Feeds

Boffins beget bacterial biofuel bonanza

E coli put to less evil use

The next step in data security

Californian boffins have developed a way of producing more powerful biofuels, using genetically modified food-poisoning bacteria.

James Liao, biochemical engineering prof at UCLA, led the team which managed to produce long-chain alcohols using the Escherichia coli bacterium, aka E coli, better known for its severe effects when found in meat pies.

Liao and his crew tinkered with the food-poisoning bacteria's genes, inserting alternatives from "a cheese-making bacterium, and another, from a type of yeast often used in baking and brewing," it says here. Rather than illness, cheese or beer, the resulting micro-Frankensteins produced long-chain alcohols.

Long-chain alcohols are better than ordinary biofuels such as ethanol and methanol because they have greater energy density, containing more carbon atoms to be burned off as CO2. They are also easier to separate from water.

"Previously, we were able to synthesize long-chain alcohols containing five carbon atoms," says Liao.

"We stopped at five carbons at the time because that was what could be naturally achieved... We showed we are not limited by what nature creates. From an energy standpoint, we wanted to create larger, longer-chain molecules because they contain more energy. This is significant in the production of gasoline and even jet fuel."

Liao's genetically redesigned biotoxic cheesy superyeast can apparently crank out eight-carbon alcohol without any bother.

The paper with full details of the research is published in Proceedings of the National Academy of Sciences. It can be read online here (not free). ®

Choosing a cloud hosting partner with confidence

More from The Register

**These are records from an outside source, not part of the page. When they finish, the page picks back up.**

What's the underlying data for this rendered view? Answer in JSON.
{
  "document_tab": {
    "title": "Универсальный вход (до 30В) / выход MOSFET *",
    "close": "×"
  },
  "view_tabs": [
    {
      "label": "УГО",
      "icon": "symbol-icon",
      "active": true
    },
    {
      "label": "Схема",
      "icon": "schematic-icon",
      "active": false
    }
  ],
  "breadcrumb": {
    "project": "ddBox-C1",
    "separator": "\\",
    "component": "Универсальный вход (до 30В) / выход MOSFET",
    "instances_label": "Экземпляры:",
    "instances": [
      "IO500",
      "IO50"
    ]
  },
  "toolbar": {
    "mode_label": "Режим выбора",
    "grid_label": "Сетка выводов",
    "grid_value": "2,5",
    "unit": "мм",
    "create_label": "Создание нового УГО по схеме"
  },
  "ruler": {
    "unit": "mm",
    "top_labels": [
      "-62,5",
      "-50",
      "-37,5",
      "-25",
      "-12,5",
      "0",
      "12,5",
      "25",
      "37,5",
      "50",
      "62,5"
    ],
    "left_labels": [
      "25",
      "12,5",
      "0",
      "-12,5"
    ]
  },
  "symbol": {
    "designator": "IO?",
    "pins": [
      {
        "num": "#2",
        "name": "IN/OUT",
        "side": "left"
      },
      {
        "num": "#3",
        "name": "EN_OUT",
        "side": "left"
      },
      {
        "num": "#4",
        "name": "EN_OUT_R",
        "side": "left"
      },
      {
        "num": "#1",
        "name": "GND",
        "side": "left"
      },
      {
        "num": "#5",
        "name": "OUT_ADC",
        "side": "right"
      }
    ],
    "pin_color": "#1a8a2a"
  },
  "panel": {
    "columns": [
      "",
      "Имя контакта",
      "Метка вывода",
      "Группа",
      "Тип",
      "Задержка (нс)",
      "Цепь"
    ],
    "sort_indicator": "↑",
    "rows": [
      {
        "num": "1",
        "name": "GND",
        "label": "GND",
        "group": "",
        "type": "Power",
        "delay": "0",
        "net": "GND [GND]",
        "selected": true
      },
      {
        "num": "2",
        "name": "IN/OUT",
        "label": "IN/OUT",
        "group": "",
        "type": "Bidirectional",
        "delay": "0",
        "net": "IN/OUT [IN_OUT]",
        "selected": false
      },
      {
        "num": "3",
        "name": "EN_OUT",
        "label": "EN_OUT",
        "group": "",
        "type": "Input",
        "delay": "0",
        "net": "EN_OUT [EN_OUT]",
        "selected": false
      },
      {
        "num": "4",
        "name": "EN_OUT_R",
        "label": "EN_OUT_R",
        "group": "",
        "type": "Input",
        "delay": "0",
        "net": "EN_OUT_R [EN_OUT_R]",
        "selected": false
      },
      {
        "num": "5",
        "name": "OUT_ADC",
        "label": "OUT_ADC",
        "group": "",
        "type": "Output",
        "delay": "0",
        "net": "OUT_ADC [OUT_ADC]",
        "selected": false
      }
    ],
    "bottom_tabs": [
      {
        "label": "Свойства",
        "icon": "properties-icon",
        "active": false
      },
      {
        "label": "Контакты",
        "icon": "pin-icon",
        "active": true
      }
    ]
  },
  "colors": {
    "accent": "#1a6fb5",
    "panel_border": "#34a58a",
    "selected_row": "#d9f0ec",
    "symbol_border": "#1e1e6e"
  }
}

next story
SCREW YOU, Russia! NASA lobs $6.8bn at Boeing AND SpaceX to run space station taxis
Musk charging nearly half as much as Boeing for crew trips
Boffins say they've got Lithium batteries the wrong way around
Surprises at the nano-scale mean our ideas about how they charge could be all wrong
Thought that last dinosaur was BIG? This one's bloody ENORMOUS
Weighed several adult elephants, contend boffins
Edge Research Lab to tackle chilly LOHAN's final test flight
Our US allies to probe potential Vulture 2 servo freeze
Europe prepares to INVADE comet: Rosetta landing site chosen
No word yet on whether backup site is labelled 'K'
Cracked it - Vulture 2 power podule fires servos for 4 HOURS
Pixhawk avionics juice issue sorted, onwards to Spaceport America
City hidden beneath England's Stonehenge had HUMAN ABATTOIR. And a pub
Boozed-up ancients drank beer before tearing corpses apart
prev story

Whitepapers

Providing a secure and efficient Helpdesk
A single remote control platform for user support is be key to providing an efficient helpdesk. Retain full control over the way in which screen and keystroke data is transmitted.
WIN a very cool portable ZX Spectrum
Win a one-off portable Spectrum built by legendary hardware hacker Ben Heck
Storage capacity and performance optimization at Mizuno USA
Mizuno USA turn to Tegile storage technology to solve both their SAN and backup issues.
High Performance for All
While HPC is not new, it has traditionally been seen as a specialist area – is it now geared up to meet more mainstream requirements?
Security and trust: The backbone of doing business over the internet
Explores the current state of website security and the contributions Symantec is making to help organizations protect critical data and build trust with customers.